Delayed_job lets you run background tasks with your Rails application. It uses your database as a queue to process background jobs. If your app has a high database load, using delayed_job may not be a good background queuing library for your project and you should have a look at Sidekiq or Resque.
delayed_job to your Project
To get started using delayed_job you need to configure your application.
# With MySQL or PostgreSQL gem 'delayed_job_active_record' # OR if you're using MongoDB gem 'delayed_job_mongoid'
bundle install to install the gem.
If you are using MySQL or PostgreSQL, you also need to apply migrations to your database:
rails generate delayed_job:active_record rake db:migrate
That’s it, your application is ready! You can find more information on their GitHub page.
Adding ‘delayedjob’ container type in your Procfile
delayed_job has been installed, you need to add a new type of containers

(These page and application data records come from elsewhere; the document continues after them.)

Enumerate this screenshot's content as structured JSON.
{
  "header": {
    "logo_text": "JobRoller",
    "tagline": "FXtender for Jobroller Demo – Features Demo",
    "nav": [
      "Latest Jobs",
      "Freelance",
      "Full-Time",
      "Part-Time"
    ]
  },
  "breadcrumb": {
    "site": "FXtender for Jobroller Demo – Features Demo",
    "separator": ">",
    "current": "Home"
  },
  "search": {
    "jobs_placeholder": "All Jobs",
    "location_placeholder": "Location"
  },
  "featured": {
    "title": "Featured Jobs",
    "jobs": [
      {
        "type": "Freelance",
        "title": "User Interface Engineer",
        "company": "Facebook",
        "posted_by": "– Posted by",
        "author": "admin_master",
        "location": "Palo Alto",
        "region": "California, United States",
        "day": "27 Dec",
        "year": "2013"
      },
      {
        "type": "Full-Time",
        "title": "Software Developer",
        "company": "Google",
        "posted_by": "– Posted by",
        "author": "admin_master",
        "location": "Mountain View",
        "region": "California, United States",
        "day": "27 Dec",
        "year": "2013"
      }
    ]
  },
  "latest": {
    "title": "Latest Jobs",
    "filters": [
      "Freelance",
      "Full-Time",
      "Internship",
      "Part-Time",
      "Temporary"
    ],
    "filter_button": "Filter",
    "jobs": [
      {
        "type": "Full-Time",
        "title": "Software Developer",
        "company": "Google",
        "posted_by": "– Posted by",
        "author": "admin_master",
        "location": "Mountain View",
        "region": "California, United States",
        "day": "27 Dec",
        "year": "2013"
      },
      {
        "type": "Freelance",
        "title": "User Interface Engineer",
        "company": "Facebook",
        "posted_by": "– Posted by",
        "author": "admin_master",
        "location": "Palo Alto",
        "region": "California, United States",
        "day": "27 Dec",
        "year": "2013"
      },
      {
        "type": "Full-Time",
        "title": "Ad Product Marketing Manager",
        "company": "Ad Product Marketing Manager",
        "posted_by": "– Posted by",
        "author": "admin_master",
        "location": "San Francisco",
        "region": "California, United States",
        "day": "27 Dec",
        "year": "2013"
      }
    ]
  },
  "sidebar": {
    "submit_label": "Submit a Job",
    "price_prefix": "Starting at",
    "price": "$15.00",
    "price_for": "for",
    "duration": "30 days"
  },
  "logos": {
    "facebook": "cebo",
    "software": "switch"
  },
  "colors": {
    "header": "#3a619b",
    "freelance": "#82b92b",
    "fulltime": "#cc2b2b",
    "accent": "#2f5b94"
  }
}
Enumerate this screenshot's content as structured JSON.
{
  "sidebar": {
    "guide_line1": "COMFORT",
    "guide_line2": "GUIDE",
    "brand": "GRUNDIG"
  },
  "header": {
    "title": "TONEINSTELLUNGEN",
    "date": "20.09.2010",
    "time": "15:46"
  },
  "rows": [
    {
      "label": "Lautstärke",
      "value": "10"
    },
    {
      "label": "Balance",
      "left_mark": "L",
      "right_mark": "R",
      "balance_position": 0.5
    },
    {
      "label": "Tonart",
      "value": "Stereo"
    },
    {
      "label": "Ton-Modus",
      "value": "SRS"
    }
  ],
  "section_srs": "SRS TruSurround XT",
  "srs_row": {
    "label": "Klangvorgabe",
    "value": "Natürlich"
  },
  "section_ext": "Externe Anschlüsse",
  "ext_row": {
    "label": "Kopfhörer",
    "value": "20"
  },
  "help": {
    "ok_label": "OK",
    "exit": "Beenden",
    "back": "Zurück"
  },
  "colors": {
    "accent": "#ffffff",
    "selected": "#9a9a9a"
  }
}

in your application which will actually start delayed_job. Add the following
line to the
your project. Create the file if it doesn’t exist.
delayedjob: bin/delayed_job run
All you have to do now is to write your jobs by following delayed_job documentation and deploy your code:
git add Gemfile Gemfile.lock Procfile git commit -m "Add delayed job" git push scalingo master
The process won’t be started directly, but by going to the dashboard of your
application or by running the
scalingo ps command, you’ll see that’s the new
container type is present, just scale it to 1 to start it.